Il Tenore: Freddie De Tommaso returns

this is a fine disc that reveals De Tommaso as spectacular in his core repertoire

Il Tenore: Freddie De Tommaso returns

This is certainly not Freddie di Tmmaso's first appearance on Classical Explorer. Firstly, there was his excellent album Passione; then, we previewed Freddie di Tommaso's new album Il Tenore previously in this news post. And here it is, in all its glory.

And glorious it is (and what a fine contrast to yesterday’s post on contemporary piano music from Carter to Xenakis!). It is good that De Tommaso has geusts: after a fine, strong “Recondita armonia” from Tosca, we get the whole, 13-minute plus Love Duet from Act 1 (from “Mario! Mario! Mario!”). It is the astonishing Lise Davidsen that joins him in the most impassioned  account. To hear these two live must be spectacular, and listen to how Paolo Arrivabeni sculpts the music with the Philharmonia Orchestra on top form:

The sheer power of De Tommaso’s “E lucevan le stelle“ is uttterly remarkable, the orchestra a velvet vurtain against his voice.

Freddie De Tommaso, photo © Dand van Leeuwen

It is fascinating to hear the Tosca excerpts in stark jusxtaposition with those from Turandot (this latter the first opera De Tommaso saw at Covent Garden as an audience member).. The tenderness of De Tommaso’s “Non piangere, Liù” is beautiful, but it is in the famous “Nessun dorma” (with Apollo Voices as the offstage chorus) that De Tommaso peaks. Thsi is verismo singing at its finest:

Another Love Duet: the Madama Butterfly excerpts are magnificently impassioned, the Love Duet here (“Vogliatemi bene”) finds De Tommaso joined by another name-of-the-moment, soprano, Natalya Romaniw as Cio-Cio-San. The tissue elicacy of the orchestra here supports Romaniw’s stunning way with Puccini’s lines: simple, floating even. And yet the pair have all the power for the climaxes:

After a flowing “Addio, fiorito asil,” the disc breaks its Puccini-base to move over to Bizet and Carmen. Full quarter-hour of Carmen, in fact, with a lovely Flower Song (“La fleur que tu m’avais jetée”) followed by this, the finale of the fourth act, with Aigul Akhmetshina:

Currently identified as a “Best Seller” by Amazon, this is a fine disc that reveals De Tommaso as spectacular in his core repertoire, and for the second time in his career De Tommaso has topped the Classical Artist Chart and the Classical Specialist Chart.

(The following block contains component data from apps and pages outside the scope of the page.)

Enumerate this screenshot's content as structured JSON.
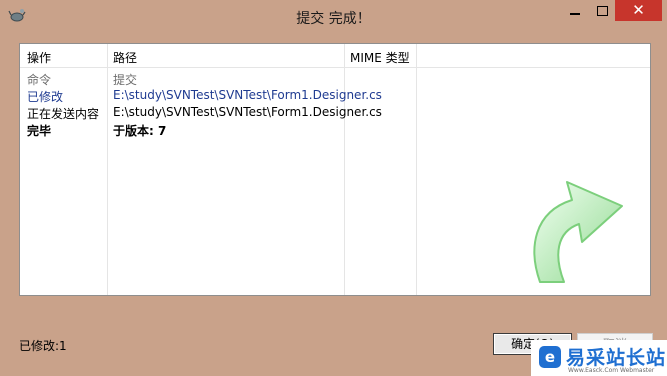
{
  "window": {
    "title": "提交 完成！",
    "close_glyph": "✕"
  },
  "list": {
    "headers": [
      "操作",
      "路径",
      "MIME 类型"
    ],
    "rows": [
      {
        "action": "命令",
        "path": "提交"
      },
      {
        "action": "已修改",
        "path": "E:\\study\\SVNTest\\SVNTest\\Form1.Designer.cs"
      },
      {
        "action": "正在发送内容",
        "path": "E:\\study\\SVNTest\\SVNTest\\Form1.Designer.cs"
      },
      {
        "action": "完毕",
        "path": "于版本: 7"
      }
    ]
  },
  "status": "已修改:1",
  "buttons": {
    "ok": "确定(O)",
    "cancel": "取消"
  },
  "watermark": {
    "logo": "e",
    "text": "易采站长站",
    "sub": "Www.Easck.Com  Webmaster"
  },
  "colors": {
    "window_bg": "#c9a28a",
    "close_bg": "#c7352c",
    "modified_text": "#1f3b91",
    "arrow_green": "#8fd98f"
  },
  "icons": {
    "app": "tortoise-icon",
    "arrow": "success-arrow-icon"
  }
}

On 15 July, Freddie De Tommaso opens the 2022 BBC Proms as soloist in the Verdi Requiem with Sakari Oramo, BBC Symphony Chorus, Crouch End Festival Chorus and the BBC Symphony Orchestra.

Il TenorePassione